1
$\begingroup$

I have a question:

On a fair 20-sided die, the number $20$ comes up once every $20$ rolls. In forty rolls, it's expected that about two rolls of $20$ will happen. What are the actual odds that, after forty rolls, there will be EXACTLY two rolls that come up $20$?

What I did so far: Since there are $40$ rolls, we choose $2$ of them to be $20$'s, which gives us $780$ ways to get $2 \times 20$'s arranged among $40$ rolls ($\binom{40}{2}$). Since there are $40$ rolls, we have a total of $20^{40}$ different combinations of rolls. Hence my derived answer is $780/(20^{40})$ which is wrong.

I'm not sure where I went wrong but I assume it's the way I'm calculating the number of combinations that have exactly $2 \times 20$'s. (Which should be $\binom{40}{2}$ no?)

Please help me understand where I went wrong and many thanks in advance.

$\endgroup$
  • 1
    $\begingroup$ The binomial distribution is your friend. $\endgroup$ – Masacroso May 31 '16 at 8:25
  • 2
    $\begingroup$ Please read this tutorial on how to typeset mathematics on this site. $\endgroup$ – N. F. Taussig May 31 '16 at 8:57
2
$\begingroup$

$$\binom{40}{2}\cdot\left(\frac{1}{20}\right)^{2}\cdot\left(1-\frac{1}{20}\right)^{40-2}\approx27.76\%$$

$\endgroup$
  • $\begingroup$ It's a self-explanatory answer, so I hope that it helps you to understand where you've gone wrong (but feel free to let me know otherwise). $\endgroup$ – barak manos May 31 '16 at 8:30
  • $\begingroup$ Hi, could you elaborate on how you came up with the equation? $\endgroup$ – Christopher Leong May 31 '16 at 8:33
  • $\begingroup$ I only get the 40 choose 2 part, the rest is vague to me. $\endgroup$ – Christopher Leong May 31 '16 at 8:34
  • $\begingroup$ @ChristopherLeong: en.wikipedia.org/wiki/Binomial_distribution. $\endgroup$ – joriki May 31 '16 at 8:35
  • 3
    $\begingroup$ @ChristopherLeong: Step #1: Choose $2$ out of $40$ places for the specific result that you want (in this case, "20"). Step #2: The probability for each of these places to get that result is $\frac{1}{20}$, independently of each other.
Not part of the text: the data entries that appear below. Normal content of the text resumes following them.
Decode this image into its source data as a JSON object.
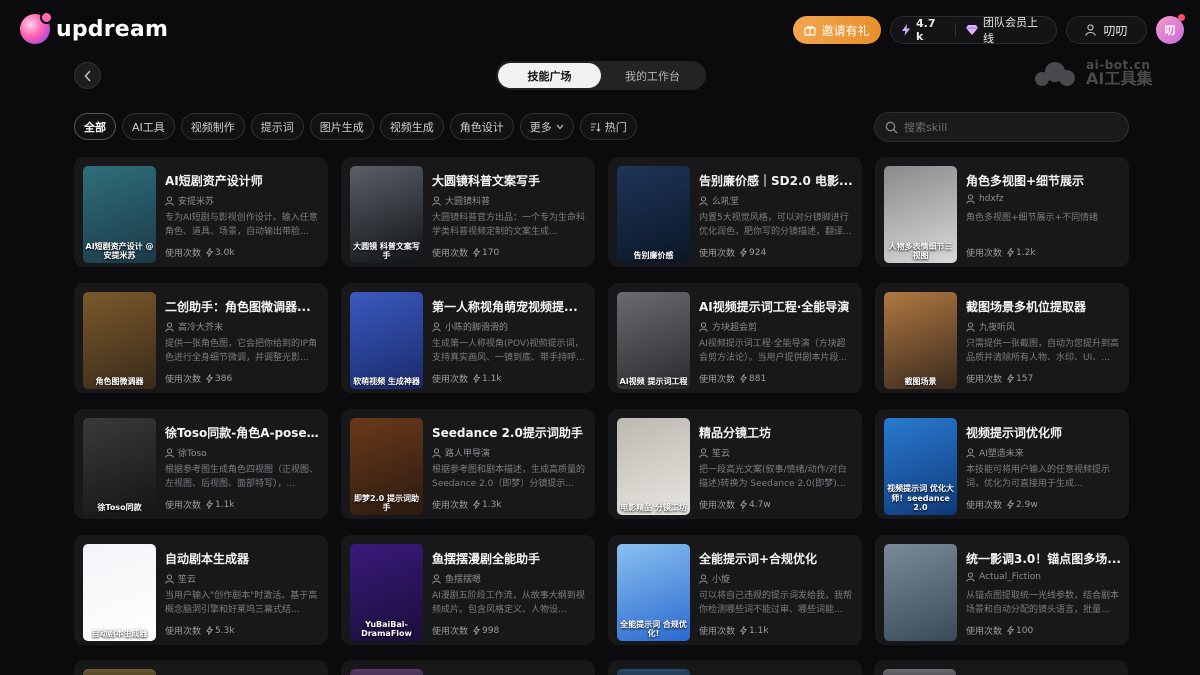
{
  "header": {
    "brand": "updream",
    "invite_label": "邀请有礼",
    "points": "4.7 k",
    "team_label": "团队会员上线",
    "username": "叨叨",
    "avatar_initial": "叨"
  },
  "tabs": [
    {
      "label": "技能广场",
      "active": true
    },
    {
      "label": "我的工作台",
      "active": false
    }
  ],
  "watermark": {
    "line1": "ai-bot.cn",
    "line2": "AI工具集"
  },
  "filters": [
    {
      "label": "全部",
      "active": true
    },
    {
      "label": "AI工具"
    },
    {
      "label": "视频制作"
    },
    {
      "label": "提示词"
    },
    {
      "label": "图片生成"
    },
    {
      "label": "视频生成"
    },
    {
      "label": "角色设计"
    },
    {
      "label": "更多"
    },
    {
      "label": "热门"
    }
  ],
  "search": {
    "placeholder": "搜索skill"
  },
  "usage_label": "使用次数",
  "cards": [
    {
      "title": "AI短剧资产设计师",
      "author": "安提米苏",
      "desc": "专为AI短剧与影视创作设计。输入任意角色、道具、场景，自动输出带脸...",
      "count": "3.0k",
      "thumb_text": "AI短剧资产设计 @安提米苏",
      "thumb_colors": [
        "#1b3a48",
        "#2f6f7a"
      ]
    },
    {
      "title": "大圆镜科普文案写手",
      "author": "大圆镜科普",
      "desc": "大圆镜科普官方出品：一个专为生命科学类科普视频定制的文案生成...",
      "count": "170",
      "thumb_text": "大圆镜 科普文案写手",
      "thumb_colors": [
        "#101418",
        "#5a5f66"
      ]
    },
    {
      "title": "告别廉价感｜SD2.0 电影...",
      "author": "么吼堂",
      "desc": "内置5大视觉风格，可以对分镜脚进行优化润色，肥你写的分镜描述，翻译...",
      "count": "924",
      "thumb_text": "告别廉价感",
      "thumb_colors": [
        "#0b1626",
        "#1e3558"
      ]
    },
    {
      "title": "角色多视图+细节展示",
      "author": "hdxfz",
      "desc": "角色多视图+细节展示+不同情绪",
      "count": "1.2k",
      "thumb_text": "人物多表情细节三视图",
      "thumb_colors": [
        "#d9d9d9",
        "#8a8a8a"
      ]
    },
    {
      "title": "二创助手：角色图微调器...",
      "author": "高冷大芥末",
      "desc": "提供一张角色图，它会把你给到的IP角色进行全身细节微调，并调整光影...",
      "count": "386",
      "thumb_text": "角色图微调器",
      "thumb_colors": [
        "#3a2a1a",
        "#7a5a2a"
      ]
    },
    {
      "title": "第一人称视角萌宠视频提...",
      "author": "小陈的脚滑滑的",
      "desc": "生成第一人称视角(POV)视频提示词，支持真实画风、一镜到底、带手持呼...",
      "count": "1.1k",
      "thumb_text": "软萌视频 生成神器",
      "thumb_colors": [
        "#1a2a6a",
        "#3a5ac0"
      ]
    },
    {
      "title": "AI视频提示词工程·全能导演",
      "author": "方块超会剪",
      "desc": "AI视频提示词工程·全能导演（方块超会剪方法论）。当用户提供剧本片段...",
      "count": "881",
      "thumb_text": "AI视频 提示词工程",
      "thumb_colors": [
        "#2a2a2e",
        "#6a6a70"
      ]
    },
    {
      "title": "截图场景多机位提取器",
      "author": "九夜听风",
      "desc": "只需提供一张截图，自动为您提升到高品质并清除所有人物、水印、UI、...",
      "count": "157",
      "thumb_text": "截图场景",
      "thumb_colors": [
        "#3a2a1e",
        "#b07840"
      ]
    },
    {
      "title": "徐Toso同款-角色A-pose四...",
      "author": "徐Toso",
      "desc": "根据参考图生成角色四视图（正视图、左视图、后视图、面部特写），...",
      "count": "1.1k",
      "thumb_text": "徐Toso同款",
      "thumb_colors": [
        "#151515",
        "#3a3a3a"
      ]
    },
    {
      "title": "Seedance 2.0提示词助手",
      "author": "路人甲导演",
      "desc": "根据参考图和剧本描述，生成高质量的 Seedance 2.0（即梦）分镜提示...",
      "count": "1.3k",
      "thumb_text": "即梦2.0 提示词助手",
      "thumb_colors": [
        "#2a1a10",
        "#6a3a1a"
      ]
    },
    {
      "title": "精品分镜工坊",
      "author": "笙云",
      "desc": "把一段高光文案(叙事/情绪/动作/对白描述)转换为 Seedance 2.0(即梦)可直...",
      "count": "4.7w",
      "thumb_text": "电影精品 分镜工坊",
      "thumb_colors": [
        "#e8e6e2",
        "#bdb8b0"
      ]
    },
    {
      "title": "视频提示词优化师",
      "author": "AI塑造未来",
      "desc": "本技能可将用户输入的任意视频提示词，优化为可直接用于生成...",
      "count": "2.9w",
      "thumb_text": "视频提示词 优化大师！seedance 2.0",
      "thumb_colors": [
        "#0e3a7a",
        "#2a7ad0"
      ]
    },
    {
      "title": "自动剧本生成器",
      "author": "笙云",
      "desc": "当用户输入\"创作剧本\"时激活。基于高概念脑洞引擎和好莱坞三幕式结...",
      "count": "5.3k",
      "thumb_text": "自动剧本生成器",
      "thumb_colors": [
        "#ffffff",
        "#f2f4f8"
      ]
    },
    {
      "title": "鱼摆摆漫剧全能助手",
      "author": "鱼摆摆嗯",
      "desc": "AI漫剧五阶段工作流，从故事大纲到视频成片。包含风格定义、人物设...",
      "count": "998",
      "thumb_text": "YuBaiBai-DramaFlow",
      "thumb_colors": [
        "#1a0e3a",
        "#3a1a7a"
      ]
    },
    {
      "title": "全能提示词+合规优化",
      "author": "小旋",
      "desc": "可以将自己违规的提示词发给我，我帮你检测哪些词不能过审、哪些词能...",
      "count": "1.1k",
      "thumb_text": "全能提示词 合规优化!",
      "thumb_colors": [
        "#2a6ad0",
        "#8ac0f0"
      ]
    },
    {
      "title": "统一影调3.0！锚点图多场...",
      "author": "Actual_Fiction",
      "desc": "从锚点图提取统一光线参数，结合剧本场景和自动分配的镜头语言，批量...",
      "count": "100",
      "thumb_text": "",
      "thumb_colors": [
        "#3a4a58",
        "#7a8a96"
      ]
    }
  ]
}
Since you need it it $2$ places, raise this probability to the power of $2$. Step #3: The remaining places can get any value except for your specific result (in this case, "1,...,19,21,...,40"). So there are $40-2$ remaining places, and the probability for each of them to get a "good value" is $1-\frac{1}{20}$... independently of each other... get it? $\endgroup$ – barak manos May 31 '16 at 8:38

Your Answer

By clicking “Post Your Answer”, you agree to our terms of service, privacy policy and cookie policy

Not the answer you're looking for? Browse other questions tagged or ask your own question.